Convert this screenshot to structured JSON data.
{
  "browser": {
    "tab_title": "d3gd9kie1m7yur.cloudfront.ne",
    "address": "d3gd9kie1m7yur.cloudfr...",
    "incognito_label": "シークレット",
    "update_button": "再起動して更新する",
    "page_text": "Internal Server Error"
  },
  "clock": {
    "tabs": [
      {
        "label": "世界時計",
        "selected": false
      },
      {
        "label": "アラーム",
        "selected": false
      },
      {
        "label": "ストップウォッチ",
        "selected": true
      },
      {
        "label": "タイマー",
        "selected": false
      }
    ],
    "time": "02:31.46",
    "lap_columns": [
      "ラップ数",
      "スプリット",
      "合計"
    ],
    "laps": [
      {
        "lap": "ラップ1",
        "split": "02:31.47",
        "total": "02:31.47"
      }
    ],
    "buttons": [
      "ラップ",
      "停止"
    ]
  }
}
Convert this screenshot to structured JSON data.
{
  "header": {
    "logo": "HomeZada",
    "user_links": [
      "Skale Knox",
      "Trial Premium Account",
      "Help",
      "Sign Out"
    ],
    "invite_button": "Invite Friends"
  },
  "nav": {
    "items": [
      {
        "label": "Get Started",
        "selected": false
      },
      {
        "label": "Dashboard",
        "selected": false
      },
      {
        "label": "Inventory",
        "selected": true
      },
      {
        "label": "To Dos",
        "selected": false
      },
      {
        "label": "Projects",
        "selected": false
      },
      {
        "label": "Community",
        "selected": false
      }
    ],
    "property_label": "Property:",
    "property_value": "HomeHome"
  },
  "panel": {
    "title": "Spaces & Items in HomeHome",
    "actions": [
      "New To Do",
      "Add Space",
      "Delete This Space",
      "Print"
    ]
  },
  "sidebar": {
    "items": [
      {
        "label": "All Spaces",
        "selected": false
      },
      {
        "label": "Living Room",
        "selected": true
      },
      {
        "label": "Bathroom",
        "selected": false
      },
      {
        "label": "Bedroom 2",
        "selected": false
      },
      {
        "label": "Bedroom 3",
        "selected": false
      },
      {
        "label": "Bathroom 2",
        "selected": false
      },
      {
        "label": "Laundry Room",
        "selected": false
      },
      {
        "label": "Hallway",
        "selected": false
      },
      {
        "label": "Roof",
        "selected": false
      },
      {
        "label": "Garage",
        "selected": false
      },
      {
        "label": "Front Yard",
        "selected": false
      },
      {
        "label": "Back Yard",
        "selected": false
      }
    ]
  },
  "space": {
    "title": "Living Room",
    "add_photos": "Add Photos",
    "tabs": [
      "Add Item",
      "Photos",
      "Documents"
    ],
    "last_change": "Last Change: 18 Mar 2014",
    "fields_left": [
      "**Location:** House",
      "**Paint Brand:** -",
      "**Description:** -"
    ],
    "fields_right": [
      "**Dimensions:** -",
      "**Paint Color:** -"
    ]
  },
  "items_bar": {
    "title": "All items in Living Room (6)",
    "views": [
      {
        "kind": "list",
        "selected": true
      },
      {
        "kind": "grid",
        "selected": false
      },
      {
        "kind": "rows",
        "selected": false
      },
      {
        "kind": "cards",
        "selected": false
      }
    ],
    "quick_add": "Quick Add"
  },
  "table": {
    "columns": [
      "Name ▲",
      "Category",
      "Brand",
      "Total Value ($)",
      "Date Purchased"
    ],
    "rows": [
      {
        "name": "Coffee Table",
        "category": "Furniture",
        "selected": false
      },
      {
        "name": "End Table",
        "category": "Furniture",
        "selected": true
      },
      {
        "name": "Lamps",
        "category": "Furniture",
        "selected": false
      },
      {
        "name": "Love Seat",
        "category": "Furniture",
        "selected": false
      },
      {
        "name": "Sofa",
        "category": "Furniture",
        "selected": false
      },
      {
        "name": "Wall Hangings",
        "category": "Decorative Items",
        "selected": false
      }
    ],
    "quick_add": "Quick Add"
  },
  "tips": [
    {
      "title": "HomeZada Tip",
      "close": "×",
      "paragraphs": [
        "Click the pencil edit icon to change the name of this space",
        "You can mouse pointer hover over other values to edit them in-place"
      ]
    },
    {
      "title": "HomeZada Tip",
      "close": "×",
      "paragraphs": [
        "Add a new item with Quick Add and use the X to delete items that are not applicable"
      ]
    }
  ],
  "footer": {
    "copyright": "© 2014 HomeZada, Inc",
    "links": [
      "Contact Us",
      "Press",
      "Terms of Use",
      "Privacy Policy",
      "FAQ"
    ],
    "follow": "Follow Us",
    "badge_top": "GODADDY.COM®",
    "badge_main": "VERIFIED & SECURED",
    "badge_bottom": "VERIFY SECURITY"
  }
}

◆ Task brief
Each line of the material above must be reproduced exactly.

◆ Final answer
Convert this screenshot to structured JSON data.
{
  "browser": {
    "tab_title": "d3gd9kie1m7yur.cloudfront.ne",
    "address": "d3gd9kie1m7yur.cloudfr...",
    "incognito_label": "シークレット",
    "update_button": "再起動して更新する",
    "page_text": "Internal Server Error"
  },
  "clock": {
    "tabs": [
      {
        "label": "世界時計",
        "selected": false
      },
      {
        "label": "アラーム",
        "selected": false
      },
      {
        "label": "ストップウォッチ",
        "selected": true
      },
      {
        "label": "タイマー",
        "selected": false
      }
    ],
    "time": "02:31.46",
    "lap_columns": [
      "ラップ数",
      "スプリット",
      "合計"
    ],
    "laps": [
      {
        "lap": "ラップ1",
        "split": "02:31.47",
        "total": "02:31.47"
      }
    ],
    "buttons": [
      "ラップ",
      "停止"
    ]
  }
}
Convert this screenshot to structured JSON data.
{
  "header": {
    "logo": "HomeZada",
    "user_links": [
      "Skale Knox",
      "Trial Premium Account",
      "Help",
      "Sign Out"
    ],
    "invite_button": "Invite Friends"
  },
  "nav": {
    "items": [
      {
        "label": "Get Started",
        "selected": false
      },
      {
        "label": "Dashboard",
        "selected": false
      },
      {
        "label": "Inventory",
        "selected": true
      },
      {
        "label": "To Dos",
        "selected": false
      },
      {
        "label": "Projects",
        "selected": false
      },
      {
        "label": "Community",
        "selected": false
      }
    ],
    "property_label": "Property:",
    "property_value": "HomeHome"
  },
  "panel": {
    "title": "Spaces & Items in HomeHome",
    "actions": [
      "New To Do",
      "Add Space",
      "Delete This Space",
      "Print"
    ]
  },
  "sidebar": {
    "items": [
      {
        "label": "All Spaces",
        "selected": false
      },
      {
        "label": "Living Room",
        "selected": true
      },
      {
        "label": "Bathroom",
        "selected": false
      },
      {
        "label": "Bedroom 2",
        "selected": false
      },
      {
        "label": "Bedroom 3",
        "selected": false
      },
      {
        "label": "Bathroom 2",
        "selected": false
      },
      {
        "label": "Laundry Room",
        "selected": false
      },
      {
        "label": "Hallway",
        "selected": false
      },
      {
        "label": "Roof",
        "selected": false
      },
      {
        "label": "Garage",
        "selected": false
      },
      {
        "label": "Front Yard",
        "selected": false
      },
      {
        "label": "Back Yard",
        "selected": false
      }
    ]
  },
  "space": {
    "title": "Living Room",
    "add_photos": "Add Photos",
    "tabs": [
      "Add Item",
      "Photos",
      "Documents"
    ],
    "last_change": "Last Change: 18 Mar 2014",
    "fields_left": [
      "**Location:** House",
      "**Paint Brand:** -",
      "**Description:** -"
    ],
    "fields_right": [
      "**Dimensions:** -",
      "**Paint Color:** -"
    ]
  },
  "items_bar": {
    "title": "All items in Living Room (6)",
    "views": [
      {
        "kind": "list",
        "selected": true
      },
      {
        "kind": "grid",
        "selected": false
      },
      {
        "kind": "rows",
        "selected": false
      },
      {
        "kind": "cards",
        "selected": false
      }
    ],
    "quick_add": "Quick Add"
  },
  "table": {
    "columns": [
      "Name ▲",
      "Category",
      "Brand",
      "Total Value ($)",
      "Date Purchased"
    ],
    "rows": [
      {
        "name": "Coffee Table",
        "category": "Furniture",
        "selected": false
      },
      {
        "name": "End Table",
        "category": "Furniture",
        "selected": true
      },
      {
        "name": "Lamps",
        "category": "Furniture",
        "selected": false
      },
      {
        "name": "Love Seat",
        "category": "Furniture",
        "selected": false
      },
      {
        "name": "Sofa",
        "category": "Furniture",
        "selected": false
      },
      {
        "name": "Wall Hangings",
        "category": "Decorative Items",
        "selected": false
      }
    ],
    "quick_add": "Quick Add"
  },
  "tips": [
    {
      "title": "HomeZada Tip",
      "close": "×",
      "paragraphs": [
        "Click the pencil edit icon to change the name of this space",
        "You can mouse pointer hover over other values to edit them in-place"
      ]
    },
    {
      "title": "HomeZada Tip",
      "close": "×",
      "paragraphs": [
        "Add a new item with Quick Add and use the X to delete items that are not applicable"
      ]
    }
  ],
  "footer": {
    "copyright": "© 2014 HomeZada, Inc",
    "links": [
      "Contact Us",
      "Press",
      "Terms of Use",
      "Privacy Policy",
      "FAQ"
    ],
    "follow": "Follow Us",
    "badge_top": "GODADDY.COM®",
    "badge_main": "VERIFIED & SECURED",
    "badge_bottom": "VERIFY SECURITY"
  }
}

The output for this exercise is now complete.